▸ **WHAT YOU SHOULD DO**: Each line of the records that includes "title" should be found and copied.

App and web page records
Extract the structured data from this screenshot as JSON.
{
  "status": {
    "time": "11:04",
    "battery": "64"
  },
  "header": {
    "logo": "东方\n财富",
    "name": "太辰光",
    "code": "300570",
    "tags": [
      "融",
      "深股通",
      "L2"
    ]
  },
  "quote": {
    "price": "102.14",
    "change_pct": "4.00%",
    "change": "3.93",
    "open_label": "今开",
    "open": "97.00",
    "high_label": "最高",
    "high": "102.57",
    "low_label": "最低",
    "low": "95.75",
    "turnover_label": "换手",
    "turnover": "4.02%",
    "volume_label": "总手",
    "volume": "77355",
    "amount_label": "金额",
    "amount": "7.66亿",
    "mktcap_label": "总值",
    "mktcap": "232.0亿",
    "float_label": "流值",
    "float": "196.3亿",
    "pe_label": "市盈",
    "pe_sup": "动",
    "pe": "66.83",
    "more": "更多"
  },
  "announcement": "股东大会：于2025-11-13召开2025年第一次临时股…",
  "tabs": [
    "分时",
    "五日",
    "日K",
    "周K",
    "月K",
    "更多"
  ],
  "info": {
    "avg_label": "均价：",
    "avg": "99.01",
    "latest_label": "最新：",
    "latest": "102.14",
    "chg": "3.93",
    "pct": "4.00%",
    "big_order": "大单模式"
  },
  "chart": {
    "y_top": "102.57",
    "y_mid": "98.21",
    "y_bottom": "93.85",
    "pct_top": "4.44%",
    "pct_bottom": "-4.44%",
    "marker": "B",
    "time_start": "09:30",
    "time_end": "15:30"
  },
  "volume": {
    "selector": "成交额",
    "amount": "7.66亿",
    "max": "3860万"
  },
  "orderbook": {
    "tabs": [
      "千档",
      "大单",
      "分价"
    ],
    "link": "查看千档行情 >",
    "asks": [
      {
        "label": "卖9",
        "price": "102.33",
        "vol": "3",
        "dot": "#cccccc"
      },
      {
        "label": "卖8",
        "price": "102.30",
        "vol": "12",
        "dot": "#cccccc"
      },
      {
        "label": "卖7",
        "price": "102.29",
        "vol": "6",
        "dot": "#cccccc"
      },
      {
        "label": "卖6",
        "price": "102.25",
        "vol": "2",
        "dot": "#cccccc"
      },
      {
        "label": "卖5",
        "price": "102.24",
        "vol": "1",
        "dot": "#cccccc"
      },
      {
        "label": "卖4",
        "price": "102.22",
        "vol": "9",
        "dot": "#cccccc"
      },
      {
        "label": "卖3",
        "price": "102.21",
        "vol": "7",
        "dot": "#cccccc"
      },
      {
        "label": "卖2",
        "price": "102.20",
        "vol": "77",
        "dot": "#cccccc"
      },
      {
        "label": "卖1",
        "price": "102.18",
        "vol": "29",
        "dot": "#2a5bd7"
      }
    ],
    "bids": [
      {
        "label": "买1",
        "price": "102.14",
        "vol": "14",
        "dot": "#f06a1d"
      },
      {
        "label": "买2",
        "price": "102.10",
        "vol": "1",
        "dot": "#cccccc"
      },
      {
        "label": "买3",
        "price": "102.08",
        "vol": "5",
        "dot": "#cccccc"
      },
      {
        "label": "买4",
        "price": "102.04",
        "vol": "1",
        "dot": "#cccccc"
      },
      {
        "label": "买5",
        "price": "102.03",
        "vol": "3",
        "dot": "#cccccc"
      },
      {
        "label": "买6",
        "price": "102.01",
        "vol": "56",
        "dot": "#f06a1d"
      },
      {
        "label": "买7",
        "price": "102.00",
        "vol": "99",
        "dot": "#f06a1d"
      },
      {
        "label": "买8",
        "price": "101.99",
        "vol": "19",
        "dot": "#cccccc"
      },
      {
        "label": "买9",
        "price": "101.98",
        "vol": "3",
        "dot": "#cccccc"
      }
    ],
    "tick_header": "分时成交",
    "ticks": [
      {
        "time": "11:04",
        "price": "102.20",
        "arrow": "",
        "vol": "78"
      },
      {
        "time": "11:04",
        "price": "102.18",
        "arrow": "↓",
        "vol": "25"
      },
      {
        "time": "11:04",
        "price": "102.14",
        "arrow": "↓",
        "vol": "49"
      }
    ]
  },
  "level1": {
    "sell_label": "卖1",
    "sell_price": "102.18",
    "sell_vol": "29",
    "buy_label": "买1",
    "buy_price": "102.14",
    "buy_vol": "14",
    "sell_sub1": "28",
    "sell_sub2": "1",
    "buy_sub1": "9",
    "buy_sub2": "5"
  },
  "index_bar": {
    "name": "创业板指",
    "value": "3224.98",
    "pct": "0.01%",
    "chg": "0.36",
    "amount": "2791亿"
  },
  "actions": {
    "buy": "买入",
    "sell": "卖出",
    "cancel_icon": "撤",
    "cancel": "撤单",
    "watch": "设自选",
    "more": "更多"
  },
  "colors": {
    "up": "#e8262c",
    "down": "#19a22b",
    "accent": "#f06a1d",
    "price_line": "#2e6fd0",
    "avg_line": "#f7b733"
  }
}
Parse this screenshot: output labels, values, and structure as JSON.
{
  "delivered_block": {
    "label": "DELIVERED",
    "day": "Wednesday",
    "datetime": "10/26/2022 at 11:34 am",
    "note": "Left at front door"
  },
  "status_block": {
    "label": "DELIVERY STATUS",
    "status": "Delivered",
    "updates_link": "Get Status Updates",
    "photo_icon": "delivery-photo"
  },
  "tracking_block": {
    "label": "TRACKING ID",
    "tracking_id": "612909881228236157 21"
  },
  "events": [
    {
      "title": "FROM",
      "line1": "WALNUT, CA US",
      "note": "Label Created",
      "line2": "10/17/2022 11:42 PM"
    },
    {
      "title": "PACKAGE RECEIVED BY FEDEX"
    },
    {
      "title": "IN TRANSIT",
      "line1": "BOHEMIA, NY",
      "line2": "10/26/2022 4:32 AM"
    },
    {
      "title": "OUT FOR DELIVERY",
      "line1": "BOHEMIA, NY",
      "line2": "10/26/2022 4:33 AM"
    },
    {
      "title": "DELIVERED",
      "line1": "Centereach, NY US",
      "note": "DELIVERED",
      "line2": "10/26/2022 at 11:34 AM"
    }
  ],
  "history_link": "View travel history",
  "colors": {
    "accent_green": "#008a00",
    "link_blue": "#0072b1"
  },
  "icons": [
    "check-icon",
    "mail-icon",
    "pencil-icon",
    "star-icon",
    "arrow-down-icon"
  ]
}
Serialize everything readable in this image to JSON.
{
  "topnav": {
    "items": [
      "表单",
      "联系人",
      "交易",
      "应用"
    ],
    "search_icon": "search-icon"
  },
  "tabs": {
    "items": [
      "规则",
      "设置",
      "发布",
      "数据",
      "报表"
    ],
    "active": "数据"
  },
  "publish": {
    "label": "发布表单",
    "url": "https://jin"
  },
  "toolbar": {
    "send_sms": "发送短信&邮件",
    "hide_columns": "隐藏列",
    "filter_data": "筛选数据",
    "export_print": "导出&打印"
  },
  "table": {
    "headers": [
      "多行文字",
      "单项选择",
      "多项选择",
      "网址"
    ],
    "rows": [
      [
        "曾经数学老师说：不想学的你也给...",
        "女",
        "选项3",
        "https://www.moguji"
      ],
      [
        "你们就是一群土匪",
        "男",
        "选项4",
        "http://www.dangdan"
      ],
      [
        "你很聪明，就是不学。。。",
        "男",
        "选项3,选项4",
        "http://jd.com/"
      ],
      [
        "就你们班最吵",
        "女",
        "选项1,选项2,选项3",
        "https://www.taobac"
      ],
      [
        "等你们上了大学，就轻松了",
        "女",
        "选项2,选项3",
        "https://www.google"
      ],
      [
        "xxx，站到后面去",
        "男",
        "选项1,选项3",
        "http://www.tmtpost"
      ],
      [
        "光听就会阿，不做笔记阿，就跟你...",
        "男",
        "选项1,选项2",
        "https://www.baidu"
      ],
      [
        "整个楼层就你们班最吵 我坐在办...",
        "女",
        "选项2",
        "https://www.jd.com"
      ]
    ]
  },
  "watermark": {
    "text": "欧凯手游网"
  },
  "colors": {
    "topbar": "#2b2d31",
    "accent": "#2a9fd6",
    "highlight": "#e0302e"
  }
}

▸ **EXERCISE RESULT**:
      "title": "FROM",
      "title": "PACKAGE RECEIVED BY FEDEX"
      "title": "IN TRANSIT",
      "title": "OUT FOR DELIVERY",
      "title": "DELIVERED",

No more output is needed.